“For Kevin Rudd to do this takes a lot of courage. It is an important thing,” she said. “It’s like we’ve all been placed under a rock and he’s just reached up and lifted it up and we can have some clarity and move forward.”
Abandoned aged five by her divorcing parents, Ms Griechen lived at the Church of England Girls Home in Carlingford, NSW, until the age of 13, yet until now her years in care had remained her “horrible little secret”.
“I would never talk about it – not to my husband, my children, nobody,” she said. “No it is in the public arena it’s a lot easier to discuss because the blame is no longer mind and I think for a lot of ‘Homies’, it’s like someone else has taken that responsibility. It isn’t haunting me any more; it used to always haunt me but not any more.”
In care, Ms Griechen was beaten for misdemeanours as minor as getting coal on her skirt or leaving a smear of polish on a sink, but said she remained scarred by the brutal punishments she witnessed.
“I saw an Aboriginal girl getting scrubbed under a shower with a big broom scrubbing rush,” she said. “They scrubbed skin off her and she was bleeding in the shower and the matron was saying, I’ll get you clean you black bitch”. I was maybe nine of 10 then – you see a lot stuff and… you become a silent victim.”
Peter Bent, Ronnie’s friend, saw a lot too. Mr Bent was a child migrant. Given up in Britain by his unmarried mother and left at an orphanage in Southampton as an infant, he was set to Australia by ship in 1947.
Holding an old black and white photo of eight men in Christian Brothers’ uniforms – all teachers at the Castledare Boys Home in the mid-1950s – he recalls them by reputation. He can name six of them who regularly meted out beatings to the boys, two of whom did so severely.
Another by all accounts, was a “sadistic sexual deviant.”
“There were some nasty pieces of work in the Christian Brothers,” he said. “They had a custom-made strap and it seems to have been issued as part of their graduation. It was about 15 inches long, two inches wide and an inch-and-a-half thick.

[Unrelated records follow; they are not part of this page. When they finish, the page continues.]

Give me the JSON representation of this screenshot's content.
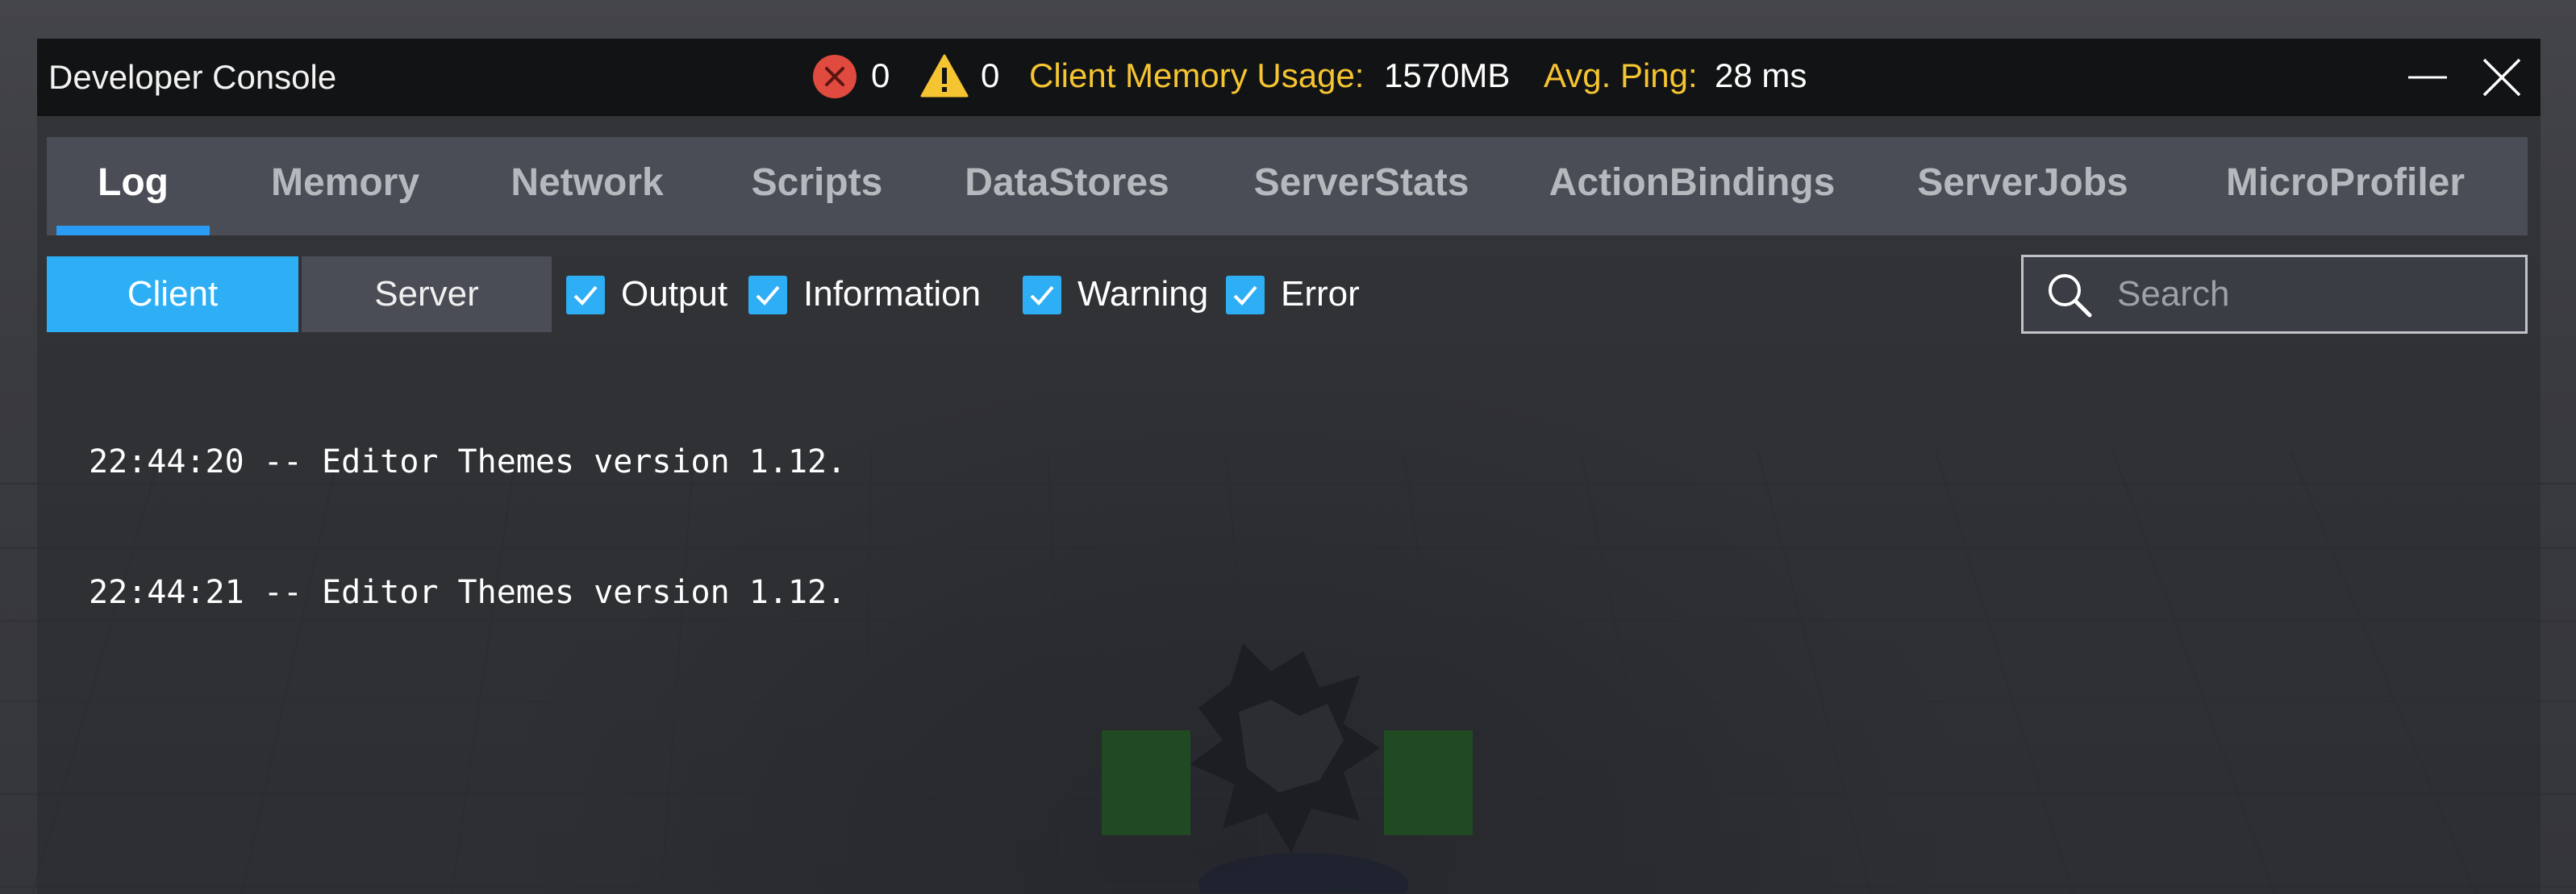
{
  "window": {
    "title": "Developer Console",
    "error_count": "0",
    "warning_count": "0",
    "memory_label": "Client Memory Usage:",
    "memory_value": "1570MB",
    "ping_label": "Avg. Ping:",
    "ping_value": "28 ms",
    "icons": {
      "error": "error-x-circle-icon",
      "warning": "warning-triangle-icon",
      "minimize": "minimize-icon",
      "close": "close-icon"
    },
    "colors": {
      "accent": "#2eaff5",
      "stat_label": "#f5c431",
      "error_icon": "#e04a3f",
      "warning_icon": "#f5c431"
    }
  },
  "tabs": [
    {
      "label": "Log",
      "active": true
    },
    {
      "label": "Memory",
      "active": false
    },
    {
      "label": "Network",
      "active": false
    },
    {
      "label": "Scripts",
      "active": false
    },
    {
      "label": "DataStores",
      "active": false
    },
    {
      "label": "ServerStats",
      "active": false
    },
    {
      "label": "ActionBindings",
      "active": false
    },
    {
      "label": "ServerJobs",
      "active": false
    },
    {
      "label": "MicroProfiler",
      "active": false
    }
  ],
  "scope": {
    "client_label": "Client",
    "server_label": "Server",
    "selected": "Client"
  },
  "filters": [
    {
      "label": "Output",
      "checked": true
    },
    {
      "label": "Information",
      "checked": true
    },
    {
      "label": "Warning",
      "checked": true
    },
    {
      "label": "Error",
      "checked": true
    }
  ],
  "search": {
    "placeholder": "Search",
    "value": ""
  },
  "log_lines": [
    "22:44:20 -- Editor Themes version 1.12.",
    "22:44:21 -- Editor Themes version 1.12."
  ]
}
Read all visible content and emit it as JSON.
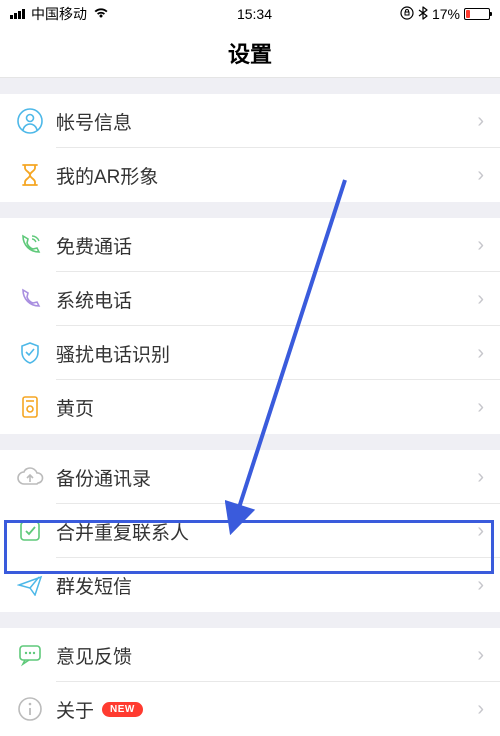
{
  "status": {
    "carrier": "中国移动",
    "time": "15:34",
    "battery": "17%"
  },
  "header": {
    "title": "设置"
  },
  "groups": {
    "g1": {
      "account": "帐号信息",
      "ar": "我的AR形象"
    },
    "g2": {
      "free_call": "免费通话",
      "system_call": "系统电话",
      "spam": "骚扰电话识别",
      "yellow_pages": "黄页"
    },
    "g3": {
      "backup": "备份通讯录",
      "merge": "合并重复联系人",
      "bulk_sms": "群发短信"
    },
    "g4": {
      "feedback": "意见反馈",
      "about": "关于",
      "new_badge": "NEW"
    }
  },
  "icons": {
    "user": "person-icon",
    "ar": "hourglass-icon",
    "free_call": "phone-wifi-icon",
    "system_call": "phone-icon",
    "spam": "shield-icon",
    "yellow_pages": "page-icon",
    "backup": "cloud-upload-icon",
    "merge": "checkbox-icon",
    "bulk_sms": "send-icon",
    "feedback": "chat-icon",
    "about": "info-icon"
  }
}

Sometimes they’d get a bit of lead put in the end of it. I’d like society to realise that this were horribly wrong – and we need to be vigilant to ensure it doesn’t happen again.”
Another friend of Mr Bent’s Barry Pinnell, was also abused in State care. He died penniless earlier this year.
With 30,000 young Australians living in care today, Families Minister Jenny Macklin, whose department has done the legwork on the apology, says that hand in hand with the apology is a commitment to make sure such abuse never happens again.
She said the Council of Australian Governments had this year agreed to the first national child protection framework, which includes nationwide standards for all out-of-home care.
“We know there are circumstances where children do have to be removed for their own safety for their parents. But in removing those children we have to know the places where they’re being cared for are meeting the standards we think are necessary to see those children grow up in happy and healthy environments, she said.
Agencies such as Centrelink and State child protection authorities would now share information keep track of families and their cases, Ms Macklin said.
Compensation for victims has been ruled out but the Federal Government, but the WA Government last year announced a redress scheme to compensate victims of abuse. Leonie Sheedy, President of CLAN, believes former Homies need their own Federal Government department, similar to the Department of Veteran’s Affairs, to ensure they get help in the future.
“We’re like little soldiers, we gave our childhoods to this country,” she said.